● Brief:
Find the string "What" in the data, and copy out each line that has it.

───── Data records

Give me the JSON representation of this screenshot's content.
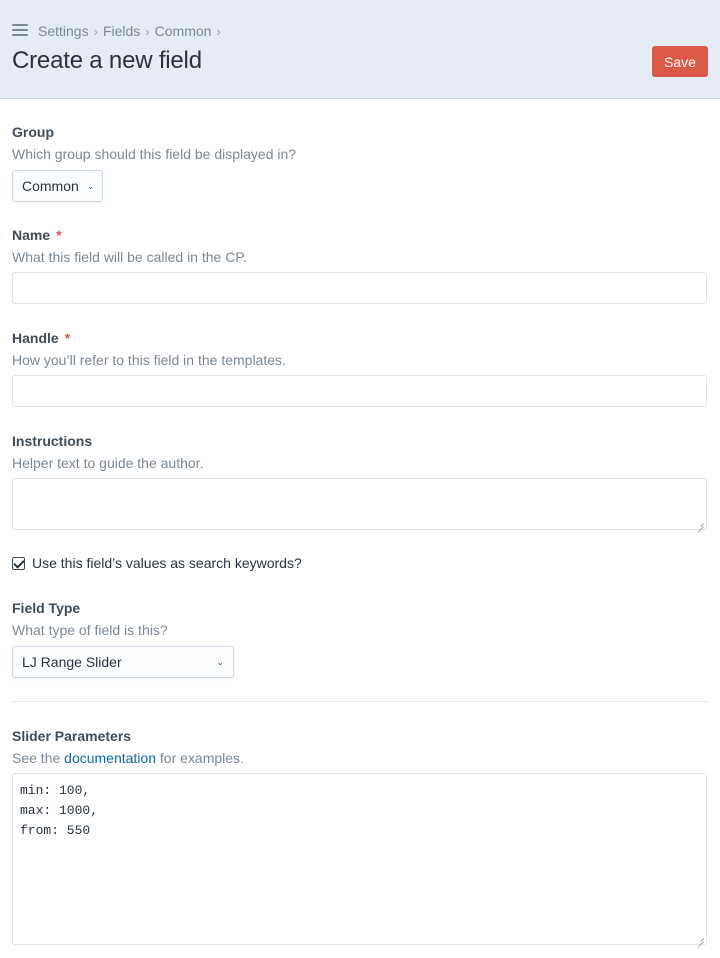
{
  "header": {
    "breadcrumbs": [
      "Settings",
      "Fields",
      "Common"
    ],
    "breadcrumb_separator": "›",
    "title": "Create a new field",
    "save_label": "Save"
  },
  "group": {
    "label": "Group",
    "instructions": "Which group should this field be displayed in?",
    "selected": "Common"
  },
  "name": {
    "label": "Name",
    "required_mark": "*",
    "instructions": "What this field will be called in the CP.",
    "value": ""
  },
  "handle": {
    "label": "Handle",
    "required_mark": "*",
    "instructions": "How you’ll refer to this field in the templates.",
    "value": ""
  },
  "field_instructions": {
    "label": "Instructions",
    "instructions": "Helper text to guide the author.",
    "value": ""
  },
  "searchable": {
    "label": "Use this field’s values as search keywords?",
    "checked": true
  },
  "field_type": {
    "label": "Field Type",
    "instructions": "What type of field is this?",
    "selected": "LJ Range Slider"
  },
  "slider_parameters": {
    "label": "Slider Parameters",
    "instructions_prefix": "See the ",
    "instructions_link": "documentation",
    "instructions_suffix": " for examples.",
    "lines": [
      "min: 100,",
      "max: 1000,",
      "from: 550"
    ]
  },
  "colors": {
    "header_bg": "#e4ecf5",
    "save_button": "#da5a47",
    "link": "#0b69a3",
    "required": "#da5a47"
  },
  "icons": {
    "menu": "hamburger-menu-icon",
    "dropdown": "chevron-down-icon",
    "resize": "resize-grip-icon"
  }
}
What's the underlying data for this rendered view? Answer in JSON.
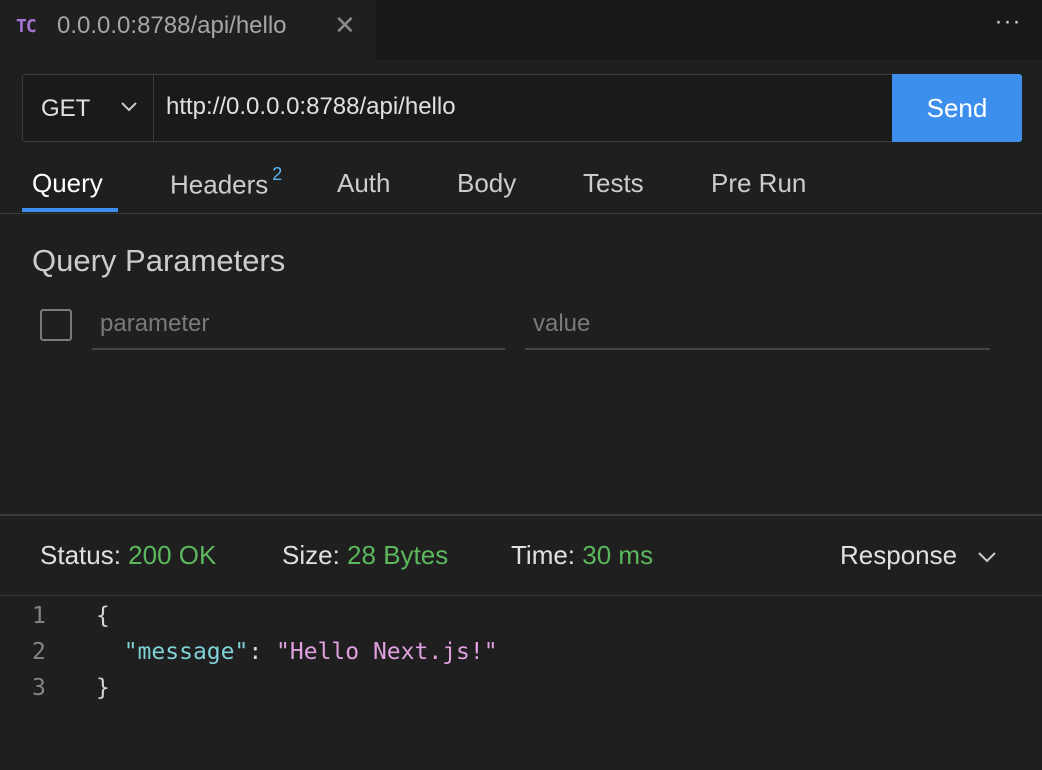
{
  "tab": {
    "icon_text": "TC",
    "title": "0.0.0.0:8788/api/hello",
    "close": "✕"
  },
  "window": {
    "more_icon": "···"
  },
  "request": {
    "method": "GET",
    "url": "http://0.0.0.0:8788/api/hello",
    "send_label": "Send"
  },
  "request_tabs": [
    {
      "label": "Query",
      "active": true
    },
    {
      "label": "Headers",
      "badge": "2"
    },
    {
      "label": "Auth"
    },
    {
      "label": "Body"
    },
    {
      "label": "Tests"
    },
    {
      "label": "Pre Run"
    }
  ],
  "query": {
    "title": "Query Parameters",
    "param_placeholder": "parameter",
    "value_placeholder": "value"
  },
  "response": {
    "status_label": "Status:",
    "status_value": "200 OK",
    "size_label": "Size:",
    "size_value": "28 Bytes",
    "time_label": "Time:",
    "time_value": "30 ms",
    "view_select": "Response",
    "lines": [
      {
        "n": "1",
        "text": "{"
      },
      {
        "n": "2",
        "key": "\"message\"",
        "sep": ": ",
        "val": "\"Hello Next.js!\""
      },
      {
        "n": "3",
        "text": "}"
      }
    ]
  },
  "colors": {
    "accent": "#3d8fee",
    "success": "#5cb85c",
    "badge": "#5bb4f0",
    "tab_icon": "#a475d4"
  }
}
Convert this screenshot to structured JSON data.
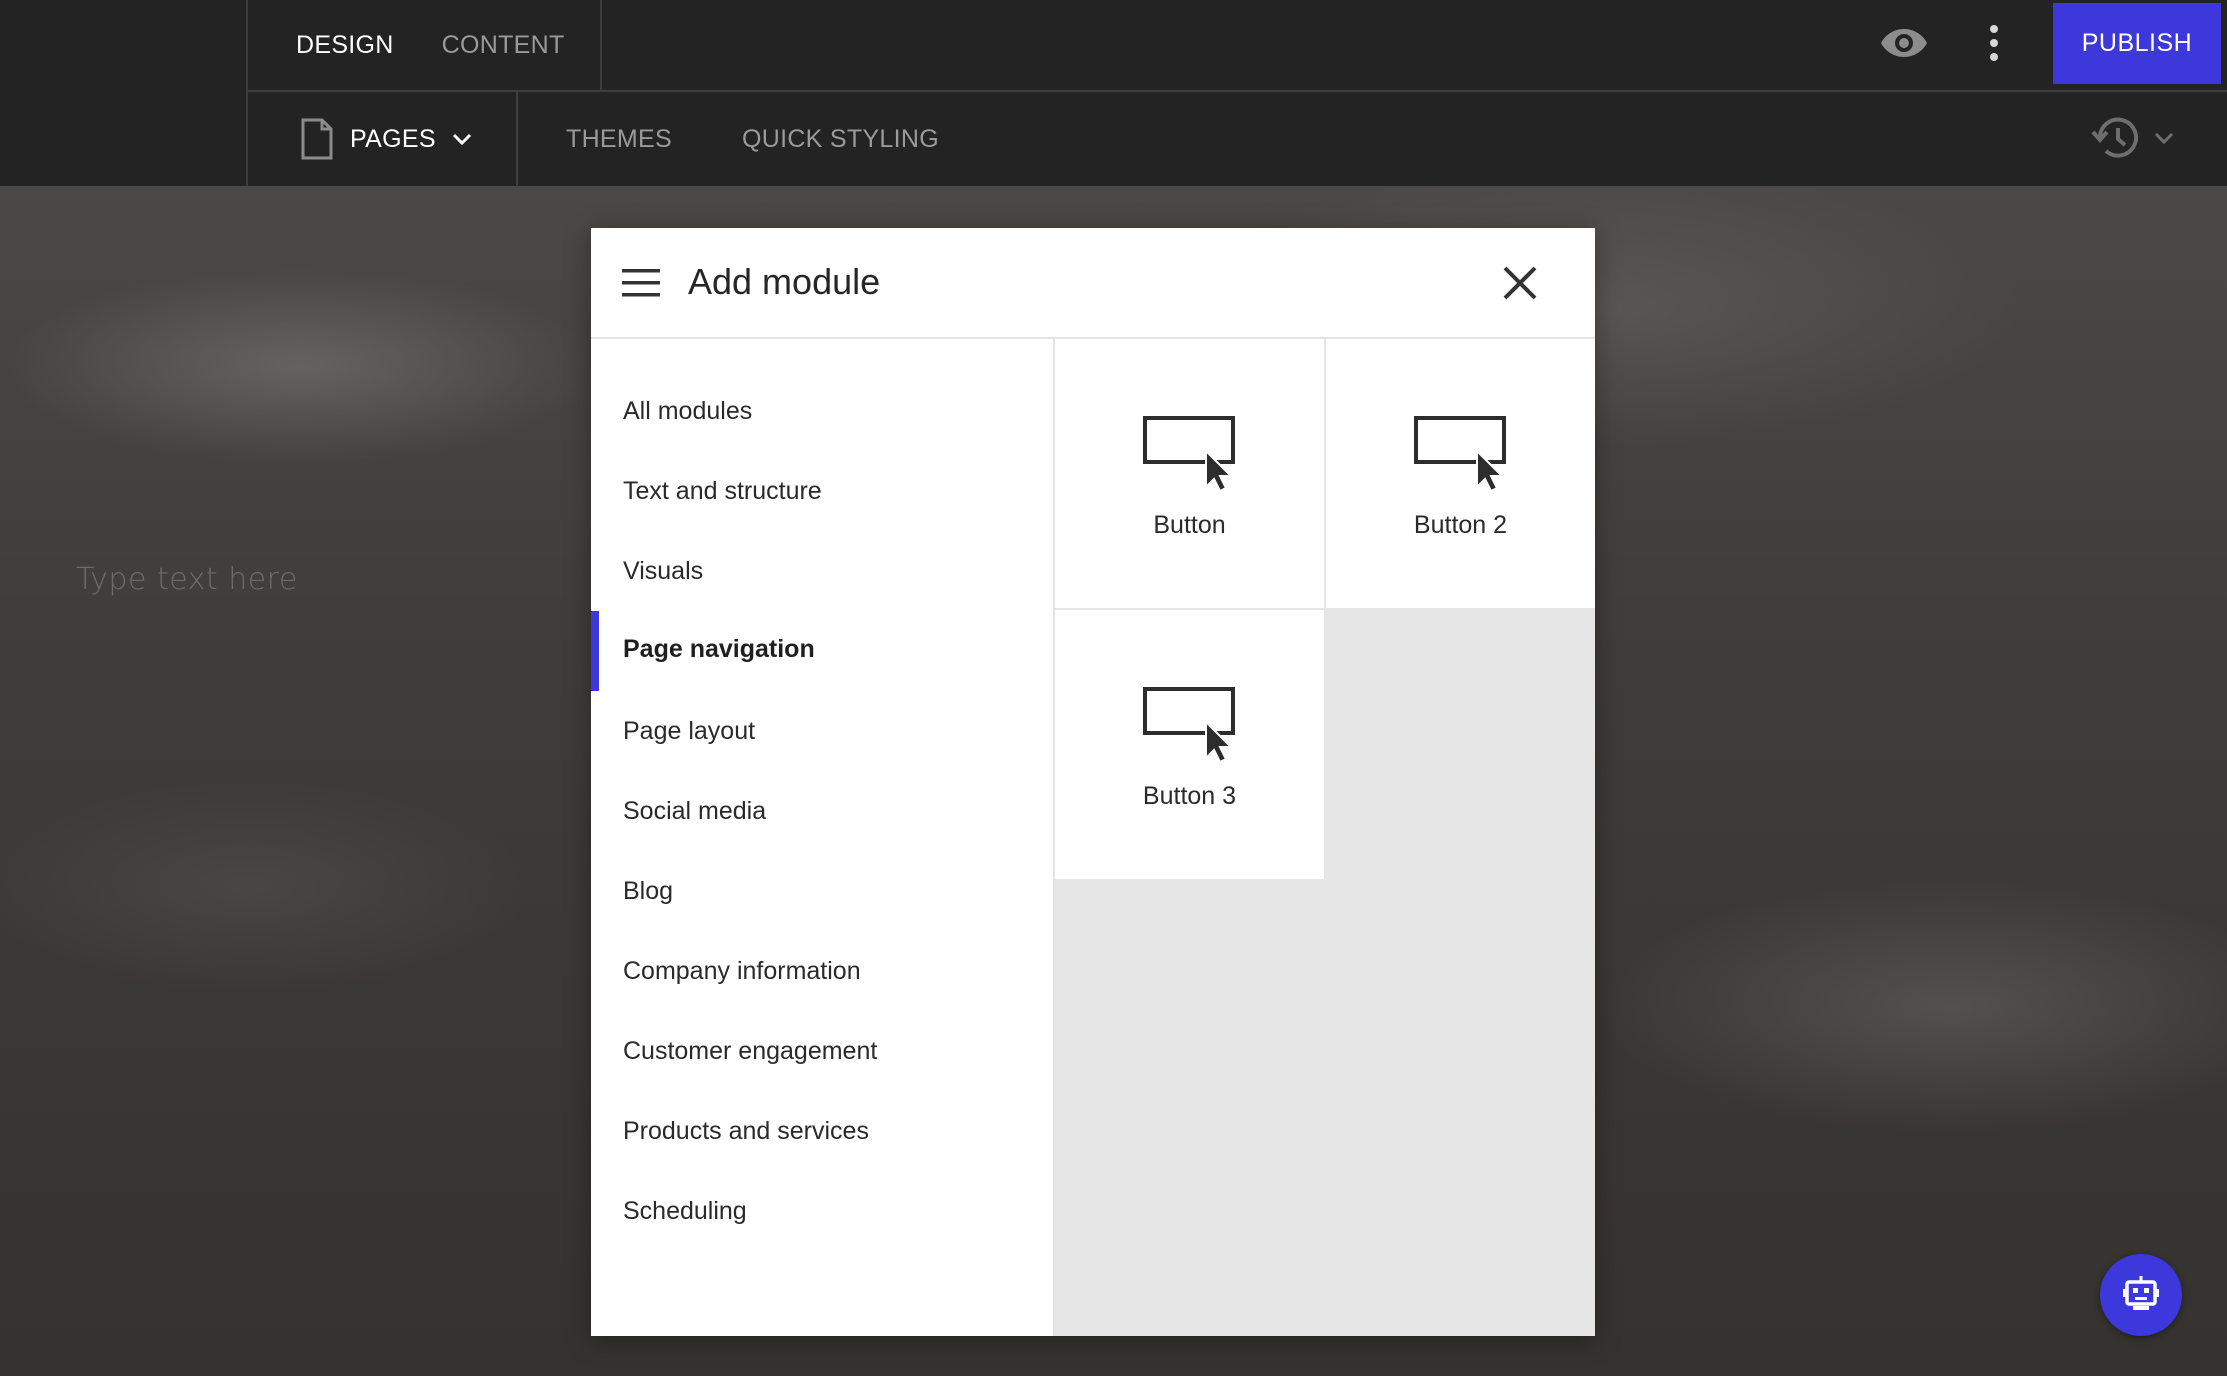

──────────

● Expected output:
    "instructions": "What this field will be called in the CP.",
    "instructions": "What type of field is this?",
What's the underlying data for this rendered view? Answer in JSON.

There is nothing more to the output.